An amazing fact about his bowling career that Don shared was "when Wally left bowling he was still using plastic and hard rubber bowling balls." He had many 300 games and two 800 series "with hard rubber and plastic bowling balls!" Don Michael added, "Wally was the first Bakersfield bowler that bowled a certified sanctioned 800 series. I remember Wally telling me he had to throw all three strikes in the 10th frame to achieve the 800."
"Wally had numerous friends that were very proud to call him friend. He had a quick wit, huge smile and an enormous heart. He was a fierce competitor--especially with himself--and a huge supporter for his teammates."

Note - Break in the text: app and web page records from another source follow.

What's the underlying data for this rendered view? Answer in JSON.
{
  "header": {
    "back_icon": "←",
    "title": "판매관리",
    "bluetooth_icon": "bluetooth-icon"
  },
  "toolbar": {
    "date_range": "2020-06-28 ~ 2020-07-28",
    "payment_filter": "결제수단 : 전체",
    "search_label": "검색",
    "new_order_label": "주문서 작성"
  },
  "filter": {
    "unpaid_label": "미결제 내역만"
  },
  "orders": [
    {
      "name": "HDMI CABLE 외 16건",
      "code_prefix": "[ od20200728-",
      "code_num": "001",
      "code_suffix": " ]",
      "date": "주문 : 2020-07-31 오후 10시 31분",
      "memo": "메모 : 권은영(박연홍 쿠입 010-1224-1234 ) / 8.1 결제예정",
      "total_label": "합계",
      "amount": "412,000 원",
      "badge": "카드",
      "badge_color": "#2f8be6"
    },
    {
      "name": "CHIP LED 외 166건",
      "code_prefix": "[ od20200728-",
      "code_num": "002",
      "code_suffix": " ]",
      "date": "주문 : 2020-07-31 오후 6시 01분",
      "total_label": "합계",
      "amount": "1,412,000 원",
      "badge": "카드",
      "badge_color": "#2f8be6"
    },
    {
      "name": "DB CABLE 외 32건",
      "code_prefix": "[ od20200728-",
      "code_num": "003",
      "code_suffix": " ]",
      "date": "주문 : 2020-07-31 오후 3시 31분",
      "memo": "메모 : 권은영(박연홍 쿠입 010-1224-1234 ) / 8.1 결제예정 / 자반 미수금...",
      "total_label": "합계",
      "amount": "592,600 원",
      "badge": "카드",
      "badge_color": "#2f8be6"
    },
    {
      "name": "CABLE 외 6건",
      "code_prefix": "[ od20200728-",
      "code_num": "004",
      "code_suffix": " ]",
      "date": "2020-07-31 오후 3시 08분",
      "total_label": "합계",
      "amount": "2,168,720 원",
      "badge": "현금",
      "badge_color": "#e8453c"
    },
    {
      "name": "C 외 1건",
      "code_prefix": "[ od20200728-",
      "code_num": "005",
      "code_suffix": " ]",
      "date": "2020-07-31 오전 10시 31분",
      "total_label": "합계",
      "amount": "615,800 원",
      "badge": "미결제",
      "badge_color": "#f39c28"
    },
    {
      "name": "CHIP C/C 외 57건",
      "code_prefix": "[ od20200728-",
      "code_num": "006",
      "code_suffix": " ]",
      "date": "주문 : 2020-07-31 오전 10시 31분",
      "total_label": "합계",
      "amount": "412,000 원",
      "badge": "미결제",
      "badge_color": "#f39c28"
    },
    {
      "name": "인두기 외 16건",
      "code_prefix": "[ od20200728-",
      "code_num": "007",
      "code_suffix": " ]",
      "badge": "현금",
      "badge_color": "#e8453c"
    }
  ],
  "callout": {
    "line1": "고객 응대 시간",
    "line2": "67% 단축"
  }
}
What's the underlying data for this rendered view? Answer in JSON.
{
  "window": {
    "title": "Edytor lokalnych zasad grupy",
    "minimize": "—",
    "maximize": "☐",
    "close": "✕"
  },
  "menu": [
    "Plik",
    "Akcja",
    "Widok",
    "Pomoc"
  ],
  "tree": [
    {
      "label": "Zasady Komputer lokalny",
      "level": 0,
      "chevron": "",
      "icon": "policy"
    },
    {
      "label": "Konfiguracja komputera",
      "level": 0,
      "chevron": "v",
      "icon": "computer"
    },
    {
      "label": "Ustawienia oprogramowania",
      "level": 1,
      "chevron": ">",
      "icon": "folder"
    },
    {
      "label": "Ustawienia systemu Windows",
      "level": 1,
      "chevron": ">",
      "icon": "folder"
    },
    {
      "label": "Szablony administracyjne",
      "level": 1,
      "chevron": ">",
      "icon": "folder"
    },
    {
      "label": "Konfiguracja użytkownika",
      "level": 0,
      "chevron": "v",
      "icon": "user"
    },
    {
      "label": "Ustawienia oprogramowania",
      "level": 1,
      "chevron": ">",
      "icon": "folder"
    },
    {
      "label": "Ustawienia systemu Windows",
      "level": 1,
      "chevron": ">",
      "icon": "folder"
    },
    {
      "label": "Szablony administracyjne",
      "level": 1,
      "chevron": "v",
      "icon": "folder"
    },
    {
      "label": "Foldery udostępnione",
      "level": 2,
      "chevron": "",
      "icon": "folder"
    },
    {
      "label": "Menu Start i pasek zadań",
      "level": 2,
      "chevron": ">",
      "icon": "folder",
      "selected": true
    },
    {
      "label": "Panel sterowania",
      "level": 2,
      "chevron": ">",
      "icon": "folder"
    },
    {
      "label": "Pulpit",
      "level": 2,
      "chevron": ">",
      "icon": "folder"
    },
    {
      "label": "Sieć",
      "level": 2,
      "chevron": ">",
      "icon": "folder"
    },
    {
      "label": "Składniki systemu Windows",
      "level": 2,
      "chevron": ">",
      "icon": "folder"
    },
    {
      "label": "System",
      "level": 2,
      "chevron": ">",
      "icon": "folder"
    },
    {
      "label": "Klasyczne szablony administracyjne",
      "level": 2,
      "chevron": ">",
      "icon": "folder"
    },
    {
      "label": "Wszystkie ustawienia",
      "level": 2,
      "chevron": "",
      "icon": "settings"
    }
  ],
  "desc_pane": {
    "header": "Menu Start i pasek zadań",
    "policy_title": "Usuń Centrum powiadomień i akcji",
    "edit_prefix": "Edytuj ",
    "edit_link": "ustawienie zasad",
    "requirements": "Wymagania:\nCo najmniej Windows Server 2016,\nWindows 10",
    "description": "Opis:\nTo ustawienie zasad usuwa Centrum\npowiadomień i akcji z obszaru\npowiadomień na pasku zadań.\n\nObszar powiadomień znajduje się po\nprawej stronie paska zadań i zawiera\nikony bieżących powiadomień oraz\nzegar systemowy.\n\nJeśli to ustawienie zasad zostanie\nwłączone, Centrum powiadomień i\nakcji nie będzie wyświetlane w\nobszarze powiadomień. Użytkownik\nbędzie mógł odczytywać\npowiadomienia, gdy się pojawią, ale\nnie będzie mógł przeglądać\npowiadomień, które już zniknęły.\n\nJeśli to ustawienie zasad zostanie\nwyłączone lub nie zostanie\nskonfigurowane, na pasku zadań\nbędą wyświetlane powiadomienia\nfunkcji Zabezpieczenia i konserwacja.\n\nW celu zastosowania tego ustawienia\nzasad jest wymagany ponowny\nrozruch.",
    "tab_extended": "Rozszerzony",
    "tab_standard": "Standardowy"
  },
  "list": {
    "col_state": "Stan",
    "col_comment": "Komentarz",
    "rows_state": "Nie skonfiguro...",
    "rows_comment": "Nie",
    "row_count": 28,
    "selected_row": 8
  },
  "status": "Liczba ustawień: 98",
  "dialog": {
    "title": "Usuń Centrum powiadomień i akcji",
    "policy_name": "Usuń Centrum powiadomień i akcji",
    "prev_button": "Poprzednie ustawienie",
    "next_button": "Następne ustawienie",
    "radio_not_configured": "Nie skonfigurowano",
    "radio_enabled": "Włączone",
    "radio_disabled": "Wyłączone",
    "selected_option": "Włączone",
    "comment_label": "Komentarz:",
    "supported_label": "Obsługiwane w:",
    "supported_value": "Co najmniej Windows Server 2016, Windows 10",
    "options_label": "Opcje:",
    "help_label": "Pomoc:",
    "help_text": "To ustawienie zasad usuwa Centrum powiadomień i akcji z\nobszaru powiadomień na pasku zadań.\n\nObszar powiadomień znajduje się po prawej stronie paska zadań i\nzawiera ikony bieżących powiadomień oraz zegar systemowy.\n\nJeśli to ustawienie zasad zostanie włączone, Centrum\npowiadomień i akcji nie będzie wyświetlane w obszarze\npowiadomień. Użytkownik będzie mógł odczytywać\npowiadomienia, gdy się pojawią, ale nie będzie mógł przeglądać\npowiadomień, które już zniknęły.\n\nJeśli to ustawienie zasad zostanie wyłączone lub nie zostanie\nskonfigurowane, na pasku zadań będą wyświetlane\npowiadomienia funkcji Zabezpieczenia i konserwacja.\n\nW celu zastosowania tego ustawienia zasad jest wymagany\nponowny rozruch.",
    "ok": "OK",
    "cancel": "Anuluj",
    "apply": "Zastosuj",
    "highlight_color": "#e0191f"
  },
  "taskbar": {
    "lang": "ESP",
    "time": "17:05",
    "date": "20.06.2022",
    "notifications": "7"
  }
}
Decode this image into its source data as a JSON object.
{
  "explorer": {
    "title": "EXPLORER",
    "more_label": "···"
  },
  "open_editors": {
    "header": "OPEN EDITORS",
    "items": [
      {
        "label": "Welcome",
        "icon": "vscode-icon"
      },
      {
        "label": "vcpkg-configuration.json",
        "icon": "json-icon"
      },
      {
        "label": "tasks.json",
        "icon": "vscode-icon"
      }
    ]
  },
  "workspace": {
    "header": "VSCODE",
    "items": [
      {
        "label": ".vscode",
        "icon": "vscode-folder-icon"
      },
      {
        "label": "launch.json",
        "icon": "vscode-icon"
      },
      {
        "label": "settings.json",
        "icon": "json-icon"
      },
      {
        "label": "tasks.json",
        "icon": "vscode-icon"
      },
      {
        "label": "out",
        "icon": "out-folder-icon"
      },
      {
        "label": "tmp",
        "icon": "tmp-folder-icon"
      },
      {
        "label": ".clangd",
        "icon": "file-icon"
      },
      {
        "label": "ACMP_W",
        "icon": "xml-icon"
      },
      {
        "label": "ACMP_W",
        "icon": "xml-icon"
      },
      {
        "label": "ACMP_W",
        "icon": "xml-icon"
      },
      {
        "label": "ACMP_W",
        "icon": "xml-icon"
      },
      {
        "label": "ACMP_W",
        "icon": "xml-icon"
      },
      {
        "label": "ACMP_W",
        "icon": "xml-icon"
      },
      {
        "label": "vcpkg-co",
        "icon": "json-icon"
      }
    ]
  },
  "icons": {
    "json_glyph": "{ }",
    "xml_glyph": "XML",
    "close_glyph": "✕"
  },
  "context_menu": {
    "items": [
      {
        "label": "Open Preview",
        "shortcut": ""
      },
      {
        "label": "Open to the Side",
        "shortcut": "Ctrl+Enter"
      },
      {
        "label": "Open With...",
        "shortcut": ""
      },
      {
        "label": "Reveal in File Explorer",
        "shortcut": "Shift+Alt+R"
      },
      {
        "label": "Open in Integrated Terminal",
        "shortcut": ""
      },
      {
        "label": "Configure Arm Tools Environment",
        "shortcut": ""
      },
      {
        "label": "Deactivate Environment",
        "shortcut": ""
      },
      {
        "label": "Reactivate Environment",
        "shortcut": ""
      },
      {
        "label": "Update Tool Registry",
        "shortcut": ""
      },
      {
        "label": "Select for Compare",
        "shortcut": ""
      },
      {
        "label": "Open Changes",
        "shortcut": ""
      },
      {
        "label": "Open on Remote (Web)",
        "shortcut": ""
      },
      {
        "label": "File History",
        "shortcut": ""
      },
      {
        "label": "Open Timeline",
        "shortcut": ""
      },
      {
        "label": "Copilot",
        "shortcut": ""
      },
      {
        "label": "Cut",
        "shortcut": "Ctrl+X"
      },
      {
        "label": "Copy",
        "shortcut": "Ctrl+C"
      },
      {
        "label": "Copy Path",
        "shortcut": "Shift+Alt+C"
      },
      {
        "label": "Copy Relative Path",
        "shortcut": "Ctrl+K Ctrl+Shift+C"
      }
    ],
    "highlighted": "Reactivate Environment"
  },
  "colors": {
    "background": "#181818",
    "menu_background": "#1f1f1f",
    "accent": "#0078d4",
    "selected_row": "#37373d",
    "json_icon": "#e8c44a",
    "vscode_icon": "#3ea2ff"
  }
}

Swan was a self-employed accountant here in Bakersfield for 45 years and died of complications from back surgery in Los Angeles. His services were Saturday. In lieu of flowers, the family requests donations to USC Keck Hospital in Wally's memory: Keck Medical Center of USC, c/o Mary Byrne, 1510 San Pablo St., Los Angeles, CA 90033-5405. For condolences, please visit www.greenlawnmortuaryandcemetery.com.
Bowling Tech: Bowler's Thumb
The dreaded "bowler's thumb". Ever wonder how some bowlers continually tear their thumb up while others don't?
There are a lot of contributing factors to how much pressure your thumb feels at the release or even in the arm swing.
If you have to continually squeeze the ball at the bottom of the swing because you feel like it's going to fall off, there's a problem. If the ball continually launches in the air at the release point because it hangs up every time, there's a problem. At the bottom of the swing as the ball comes off your hand, it all starts with the thumb and this needs to be a smooth transition in order to be consistent. There are many bowler's aides as far as different types of tape corks cushions skin protector. But, in the long term, the span, pitches, size, oval and even texture needs to be corrected to have fun with the game.
A quick check list for each bowler--do you have to squeeze your thumb too hard just to hold on to the ball? Every time you let go of the ball, do you feel the ball tugging on your thumb as you let go? Does the ball just feel too heavy for your hand, elbow, wrist or shoulder? If yes, have it checked out and get re-measured. The game is supposed to be fun!
Weekly super scores
Congratulations to Alex Garcia on bowling a 300 game on Tues., Nov. 5 in the Mexican-American league at Regency Lanes. This was his fourth perfecto. This is his first year back bowling regularly on a league after being off for several years.